[[ Information open ]]
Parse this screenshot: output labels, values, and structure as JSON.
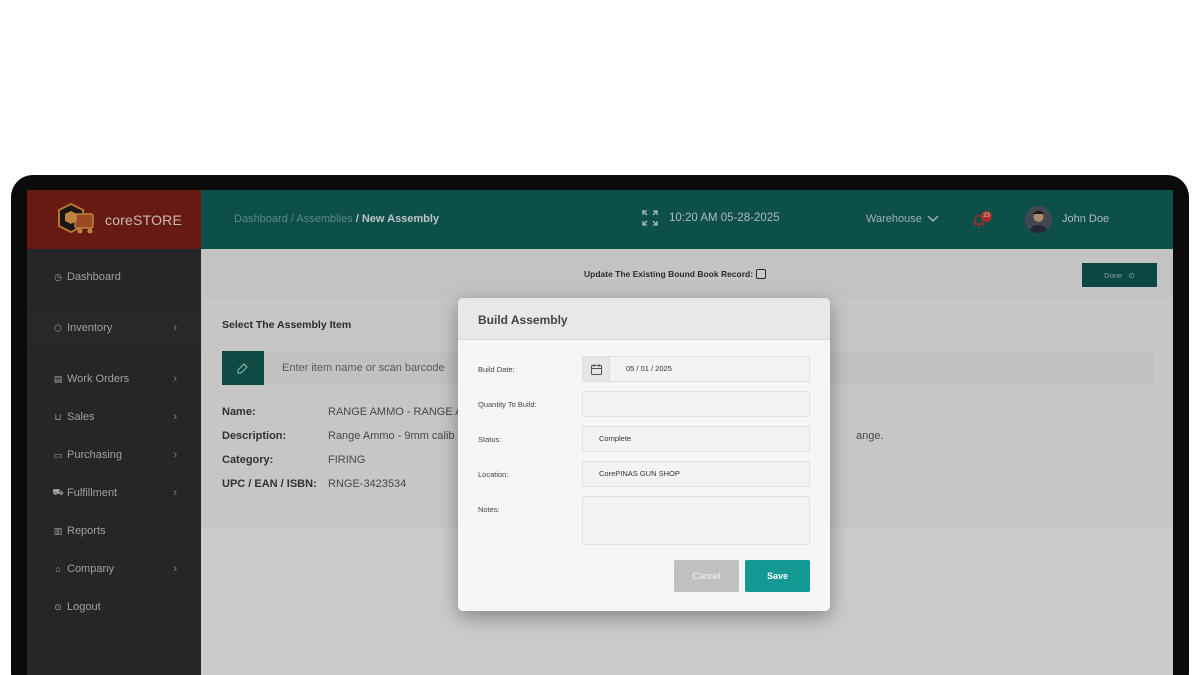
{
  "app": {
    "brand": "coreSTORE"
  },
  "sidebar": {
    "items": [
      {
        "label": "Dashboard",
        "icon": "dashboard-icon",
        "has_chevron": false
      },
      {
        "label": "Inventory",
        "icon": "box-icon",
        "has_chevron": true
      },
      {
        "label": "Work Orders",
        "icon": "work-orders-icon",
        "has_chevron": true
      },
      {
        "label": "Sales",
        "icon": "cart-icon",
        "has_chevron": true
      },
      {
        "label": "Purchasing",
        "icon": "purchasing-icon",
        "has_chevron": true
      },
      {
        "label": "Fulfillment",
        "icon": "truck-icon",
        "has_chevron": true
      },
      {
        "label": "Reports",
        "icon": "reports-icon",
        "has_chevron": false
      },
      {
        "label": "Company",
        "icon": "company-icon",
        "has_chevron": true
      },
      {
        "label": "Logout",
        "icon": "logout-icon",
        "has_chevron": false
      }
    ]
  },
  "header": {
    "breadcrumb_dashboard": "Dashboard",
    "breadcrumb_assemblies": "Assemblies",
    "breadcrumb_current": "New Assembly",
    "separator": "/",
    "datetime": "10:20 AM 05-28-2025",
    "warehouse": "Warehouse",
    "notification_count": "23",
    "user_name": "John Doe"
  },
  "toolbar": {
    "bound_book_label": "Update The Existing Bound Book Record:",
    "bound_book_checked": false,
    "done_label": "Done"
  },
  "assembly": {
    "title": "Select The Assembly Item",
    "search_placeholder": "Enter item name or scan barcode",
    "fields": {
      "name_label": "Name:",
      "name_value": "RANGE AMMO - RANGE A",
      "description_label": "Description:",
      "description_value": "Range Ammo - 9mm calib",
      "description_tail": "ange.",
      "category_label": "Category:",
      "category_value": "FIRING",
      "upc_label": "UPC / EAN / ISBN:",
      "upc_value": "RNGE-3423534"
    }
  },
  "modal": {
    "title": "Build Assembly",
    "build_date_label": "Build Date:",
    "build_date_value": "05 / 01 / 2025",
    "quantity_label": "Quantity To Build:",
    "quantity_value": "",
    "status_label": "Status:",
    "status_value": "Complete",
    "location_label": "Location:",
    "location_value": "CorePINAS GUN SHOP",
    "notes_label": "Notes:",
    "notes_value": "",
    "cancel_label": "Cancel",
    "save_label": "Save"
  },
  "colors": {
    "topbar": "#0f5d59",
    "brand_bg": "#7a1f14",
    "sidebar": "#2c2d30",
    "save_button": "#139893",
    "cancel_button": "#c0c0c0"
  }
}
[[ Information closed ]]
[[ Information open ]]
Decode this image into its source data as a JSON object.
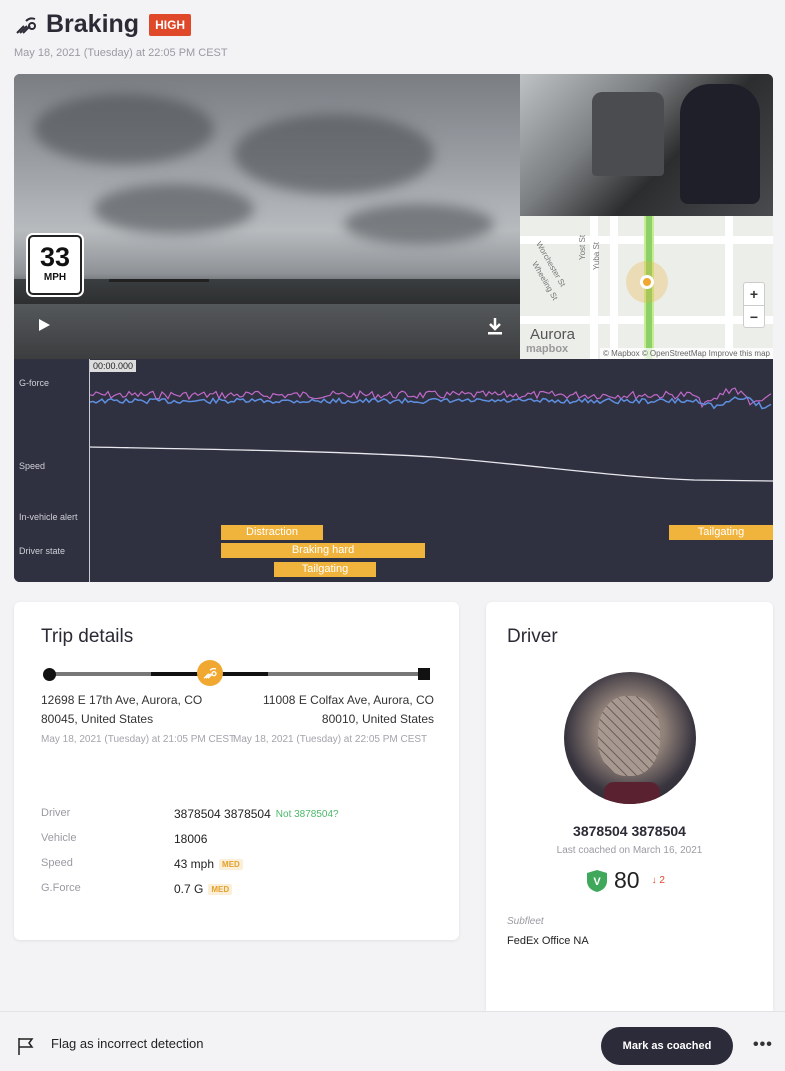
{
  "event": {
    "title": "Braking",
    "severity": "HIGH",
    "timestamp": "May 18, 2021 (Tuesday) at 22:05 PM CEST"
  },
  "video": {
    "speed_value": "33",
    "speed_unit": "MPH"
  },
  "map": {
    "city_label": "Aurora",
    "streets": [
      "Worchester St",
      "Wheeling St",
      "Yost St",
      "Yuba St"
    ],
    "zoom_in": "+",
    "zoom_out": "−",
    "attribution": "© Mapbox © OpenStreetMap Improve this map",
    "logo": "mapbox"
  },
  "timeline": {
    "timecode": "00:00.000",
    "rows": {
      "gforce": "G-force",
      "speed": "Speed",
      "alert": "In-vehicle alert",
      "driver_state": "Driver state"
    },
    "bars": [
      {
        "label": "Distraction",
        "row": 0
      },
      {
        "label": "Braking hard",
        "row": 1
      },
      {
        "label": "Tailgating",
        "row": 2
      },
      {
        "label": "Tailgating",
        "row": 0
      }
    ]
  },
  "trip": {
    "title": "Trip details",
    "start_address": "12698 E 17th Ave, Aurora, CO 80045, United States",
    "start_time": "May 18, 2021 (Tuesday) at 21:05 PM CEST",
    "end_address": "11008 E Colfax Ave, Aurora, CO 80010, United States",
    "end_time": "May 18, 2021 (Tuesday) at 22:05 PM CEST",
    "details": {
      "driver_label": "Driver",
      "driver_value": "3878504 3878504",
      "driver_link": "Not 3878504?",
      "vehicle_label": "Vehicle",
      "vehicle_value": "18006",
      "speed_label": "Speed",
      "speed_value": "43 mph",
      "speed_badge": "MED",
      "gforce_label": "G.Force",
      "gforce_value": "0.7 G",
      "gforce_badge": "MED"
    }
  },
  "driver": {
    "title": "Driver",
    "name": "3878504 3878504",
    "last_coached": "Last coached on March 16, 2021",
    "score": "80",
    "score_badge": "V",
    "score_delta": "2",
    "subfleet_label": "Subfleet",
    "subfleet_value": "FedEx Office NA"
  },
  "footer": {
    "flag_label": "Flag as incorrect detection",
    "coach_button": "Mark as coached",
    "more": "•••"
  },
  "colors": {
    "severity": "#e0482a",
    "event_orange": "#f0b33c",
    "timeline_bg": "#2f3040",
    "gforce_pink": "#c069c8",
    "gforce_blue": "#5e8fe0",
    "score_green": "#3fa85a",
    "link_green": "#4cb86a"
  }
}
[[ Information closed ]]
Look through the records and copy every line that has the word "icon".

== Task result ==
        "icon": "dashboard-icon",
        "icon": "box-icon",
        "icon": "work-orders-icon",
        "icon": "cart-icon",
        "icon": "purchasing-icon",
        "icon": "truck-icon",
        "icon": "reports-icon",
        "icon": "company-icon",
        "icon": "logout-icon",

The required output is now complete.